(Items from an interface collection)
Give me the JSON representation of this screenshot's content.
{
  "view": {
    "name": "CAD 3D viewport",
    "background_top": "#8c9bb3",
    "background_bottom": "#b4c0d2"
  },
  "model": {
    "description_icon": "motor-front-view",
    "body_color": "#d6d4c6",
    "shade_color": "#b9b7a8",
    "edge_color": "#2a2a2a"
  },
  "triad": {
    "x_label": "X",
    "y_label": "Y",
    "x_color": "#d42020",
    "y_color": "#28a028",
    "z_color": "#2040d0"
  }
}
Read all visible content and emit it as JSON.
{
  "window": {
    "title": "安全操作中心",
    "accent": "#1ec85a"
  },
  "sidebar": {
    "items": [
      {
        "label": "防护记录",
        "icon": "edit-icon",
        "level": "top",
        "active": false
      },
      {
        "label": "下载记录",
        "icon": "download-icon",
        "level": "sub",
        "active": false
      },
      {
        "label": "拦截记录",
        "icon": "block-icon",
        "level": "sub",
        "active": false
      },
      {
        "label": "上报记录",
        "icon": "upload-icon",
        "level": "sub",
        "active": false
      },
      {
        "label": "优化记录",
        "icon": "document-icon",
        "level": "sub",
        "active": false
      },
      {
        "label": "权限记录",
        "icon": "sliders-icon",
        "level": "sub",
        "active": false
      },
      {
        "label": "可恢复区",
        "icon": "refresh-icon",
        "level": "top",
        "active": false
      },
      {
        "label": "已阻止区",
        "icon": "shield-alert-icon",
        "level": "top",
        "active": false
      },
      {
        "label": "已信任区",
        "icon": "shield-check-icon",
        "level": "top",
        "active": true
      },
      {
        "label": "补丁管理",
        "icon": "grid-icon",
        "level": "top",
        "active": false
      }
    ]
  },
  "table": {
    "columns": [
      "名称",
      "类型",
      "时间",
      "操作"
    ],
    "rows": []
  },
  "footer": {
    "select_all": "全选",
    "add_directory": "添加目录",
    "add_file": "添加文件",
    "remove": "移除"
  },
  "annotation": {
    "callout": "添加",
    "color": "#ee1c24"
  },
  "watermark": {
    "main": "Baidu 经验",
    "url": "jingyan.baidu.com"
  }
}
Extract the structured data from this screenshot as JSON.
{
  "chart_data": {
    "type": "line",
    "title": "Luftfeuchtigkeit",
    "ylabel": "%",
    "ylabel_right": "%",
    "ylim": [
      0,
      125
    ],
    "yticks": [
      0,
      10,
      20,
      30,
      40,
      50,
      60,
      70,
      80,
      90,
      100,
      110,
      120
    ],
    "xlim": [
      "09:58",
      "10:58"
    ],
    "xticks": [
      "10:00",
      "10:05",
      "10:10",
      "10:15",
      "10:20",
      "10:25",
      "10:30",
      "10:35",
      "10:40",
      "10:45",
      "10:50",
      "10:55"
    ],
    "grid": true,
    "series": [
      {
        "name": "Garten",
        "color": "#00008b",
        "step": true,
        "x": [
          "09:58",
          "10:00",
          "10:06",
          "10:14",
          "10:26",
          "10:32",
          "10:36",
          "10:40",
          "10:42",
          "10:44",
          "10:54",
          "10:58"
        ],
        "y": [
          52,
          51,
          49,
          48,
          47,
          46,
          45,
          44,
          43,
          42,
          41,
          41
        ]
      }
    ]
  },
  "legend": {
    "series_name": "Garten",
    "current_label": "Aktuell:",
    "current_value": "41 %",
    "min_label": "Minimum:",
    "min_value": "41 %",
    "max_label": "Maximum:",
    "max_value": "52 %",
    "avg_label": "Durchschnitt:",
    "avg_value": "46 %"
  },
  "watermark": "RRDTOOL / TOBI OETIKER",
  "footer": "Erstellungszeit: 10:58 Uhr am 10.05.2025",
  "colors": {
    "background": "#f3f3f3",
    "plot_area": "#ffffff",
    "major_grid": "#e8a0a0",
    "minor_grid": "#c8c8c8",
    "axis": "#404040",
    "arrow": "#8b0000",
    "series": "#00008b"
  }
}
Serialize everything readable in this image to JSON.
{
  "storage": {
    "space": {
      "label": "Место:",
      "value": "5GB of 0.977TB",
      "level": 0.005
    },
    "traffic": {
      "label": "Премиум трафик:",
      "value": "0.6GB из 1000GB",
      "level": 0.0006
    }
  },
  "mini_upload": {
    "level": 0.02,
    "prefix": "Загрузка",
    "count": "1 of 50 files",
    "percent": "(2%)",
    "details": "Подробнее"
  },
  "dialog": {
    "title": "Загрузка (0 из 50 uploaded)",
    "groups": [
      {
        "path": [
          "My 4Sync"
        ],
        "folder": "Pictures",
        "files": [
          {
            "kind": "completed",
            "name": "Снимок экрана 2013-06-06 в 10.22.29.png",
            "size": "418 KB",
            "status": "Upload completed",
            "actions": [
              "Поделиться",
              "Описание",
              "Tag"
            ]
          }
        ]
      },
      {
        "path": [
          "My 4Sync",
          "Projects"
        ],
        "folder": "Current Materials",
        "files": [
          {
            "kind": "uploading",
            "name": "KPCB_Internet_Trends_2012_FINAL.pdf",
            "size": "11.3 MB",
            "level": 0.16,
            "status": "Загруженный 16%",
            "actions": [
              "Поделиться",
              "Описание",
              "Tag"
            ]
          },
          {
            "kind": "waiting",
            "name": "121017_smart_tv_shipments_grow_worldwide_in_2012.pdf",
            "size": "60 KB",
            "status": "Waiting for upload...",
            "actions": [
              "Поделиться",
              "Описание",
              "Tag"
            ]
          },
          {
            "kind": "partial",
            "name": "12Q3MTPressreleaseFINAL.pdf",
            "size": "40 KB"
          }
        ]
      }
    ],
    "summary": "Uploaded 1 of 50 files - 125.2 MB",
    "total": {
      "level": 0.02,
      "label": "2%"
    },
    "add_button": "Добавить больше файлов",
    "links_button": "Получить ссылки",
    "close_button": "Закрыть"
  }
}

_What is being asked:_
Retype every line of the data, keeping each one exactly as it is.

_Worked solution:_
Give me the JSON representation of this screenshot's content.
{
  "view": {
    "name": "CAD 3D viewport",
    "background_top": "#8c9bb3",
    "background_bottom": "#b4c0d2"
  },
  "model": {
    "description_icon": "motor-front-view",
    "body_color": "#d6d4c6",
    "shade_color": "#b9b7a8",
    "edge_color": "#2a2a2a"
  },
  "triad": {
    "x_label": "X",
    "y_label": "Y",
    "x_color": "#d42020",
    "y_color": "#28a028",
    "z_color": "#2040d0"
  }
}
Read all visible content and emit it as JSON.
{
  "window": {
    "title": "安全操作中心",
    "accent": "#1ec85a"
  },
  "sidebar": {
    "items": [
      {
        "label": "防护记录",
        "icon": "edit-icon",
        "level": "top",
        "active": false
      },
      {
        "label": "下载记录",
        "icon": "download-icon",
        "level": "sub",
        "active": false
      },
      {
        "label": "拦截记录",
        "icon": "block-icon",
        "level": "sub",
        "active": false
      },
      {
        "label": "上报记录",
        "icon": "upload-icon",
        "level": "sub",
        "active": false
      },
      {
        "label": "优化记录",
        "icon": "document-icon",
        "level": "sub",
        "active": false
      },
      {
        "label": "权限记录",
        "icon": "sliders-icon",
        "level": "sub",
        "active": false
      },
      {
        "label": "可恢复区",
        "icon": "refresh-icon",
        "level": "top",
        "active": false
      },
      {
        "label": "已阻止区",
        "icon": "shield-alert-icon",
        "level": "top",
        "active": false
      },
      {
        "label": "已信任区",
        "icon": "shield-check-icon",
        "level": "top",
        "active": true
      },
      {
        "label": "补丁管理",
        "icon": "grid-icon",
        "level": "top",
        "active": false
      }
    ]
  },
  "table": {
    "columns": [
      "名称",
      "类型",
      "时间",
      "操作"
    ],
    "rows": []
  },
  "footer": {
    "select_all": "全选",
    "add_directory": "添加目录",
    "add_file": "添加文件",
    "remove": "移除"
  },
  "annotation": {
    "callout": "添加",
    "color": "#ee1c24"
  },
  "watermark": {
    "main": "Baidu 经验",
    "url": "jingyan.baidu.com"
  }
}
Extract the structured data from this screenshot as JSON.
{
  "chart_data": {
    "type": "line",
    "title": "Luftfeuchtigkeit",
    "ylabel": "%",
    "ylabel_right": "%",
    "ylim": [
      0,
      125
    ],
    "yticks": [
      0,
      10,
      20,
      30,
      40,
      50,
      60,
      70,
      80,
      90,
      100,
      110,
      120
    ],
    "xlim": [
      "09:58",
      "10:58"
    ],
    "xticks": [
      "10:00",
      "10:05",
      "10:10",
      "10:15",
      "10:20",
      "10:25",
      "10:30",
      "10:35",
      "10:40",
      "10:45",
      "10:50",
      "10:55"
    ],
    "grid": true,
    "series": [
      {
        "name": "Garten",
        "color": "#00008b",
        "step": true,
        "x": [
          "09:58",
          "10:00",
          "10:06",
          "10:14",
          "10:26",
          "10:32",
          "10:36",
          "10:40",
          "10:42",
          "10:44",
          "10:54",
          "10:58"
        ],
        "y": [
          52,
          51,
          49,
          48,
          47,
          46,
          45,
          44,
          43,
          42,
          41,
          41
        ]
      }
    ]
  },
  "legend": {
    "series_name": "Garten",
    "current_label": "Aktuell:",
    "current_value": "41 %",
    "min_label": "Minimum:",
    "min_value": "41 %",
    "max_label": "Maximum:",
    "max_value": "52 %",
    "avg_label": "Durchschnitt:",
    "avg_value": "46 %"
  },
  "watermark": "RRDTOOL / TOBI OETIKER",
  "footer": "Erstellungszeit: 10:58 Uhr am 10.05.2025",
  "colors": {
    "background": "#f3f3f3",
    "plot_area": "#ffffff",
    "major_grid": "#e8a0a0",
    "minor_grid": "#c8c8c8",
    "axis": "#404040",
    "arrow": "#8b0000",
    "series": "#00008b"
  }
}
Serialize everything readable in this image to JSON.
{
  "storage": {
    "space": {
      "label": "Место:",
      "value": "5GB of 0.977TB",
      "level": 0.005
    },
    "traffic": {
      "label": "Премиум трафик:",
      "value": "0.6GB из 1000GB",
      "level": 0.0006
    }
  },
  "mini_upload": {
    "level": 0.02,
    "prefix": "Загрузка",
    "count": "1 of 50 files",
    "percent": "(2%)",
    "details": "Подробнее"
  },
  "dialog": {
    "title": "Загрузка (0 из 50 uploaded)",
    "groups": [
      {
        "path": [
          "My 4Sync"
        ],
        "folder": "Pictures",
        "files": [
          {
            "kind": "completed",
            "name": "Снимок экрана 2013-06-06 в 10.22.29.png",
            "size": "418 KB",
            "status": "Upload completed",
            "actions": [
              "Поделиться",
              "Описание",
              "Tag"
            ]
          }
        ]
      },
      {
        "path": [
          "My 4Sync",
          "Projects"
        ],
        "folder": "Current Materials",
        "files": [
          {
            "kind": "uploading",
            "name": "KPCB_Internet_Trends_2012_FINAL.pdf",
            "size": "11.3 MB",
            "level": 0.16,
            "status": "Загруженный 16%",
            "actions": [
              "Поделиться",
              "Описание",
              "Tag"
            ]
          },
          {
            "kind": "waiting",
            "name": "121017_smart_tv_shipments_grow_worldwide_in_2012.pdf",
            "size": "60 KB",
            "status": "Waiting for upload...",
            "actions": [
              "Поделиться",
              "Описание",
              "Tag"
            ]
          },
          {
            "kind": "partial",
            "name": "12Q3MTPressreleaseFINAL.pdf",
            "size": "40 KB"
          }
        ]
      }
    ],
    "summary": "Uploaded 1 of 50 files - 125.2 MB",
    "total": {
      "level": 0.02,
      "label": "2%"
    },
    "add_button": "Добавить больше файлов",
    "links_button": "Получить ссылки",
    "close_button": "Закрыть"
  }
}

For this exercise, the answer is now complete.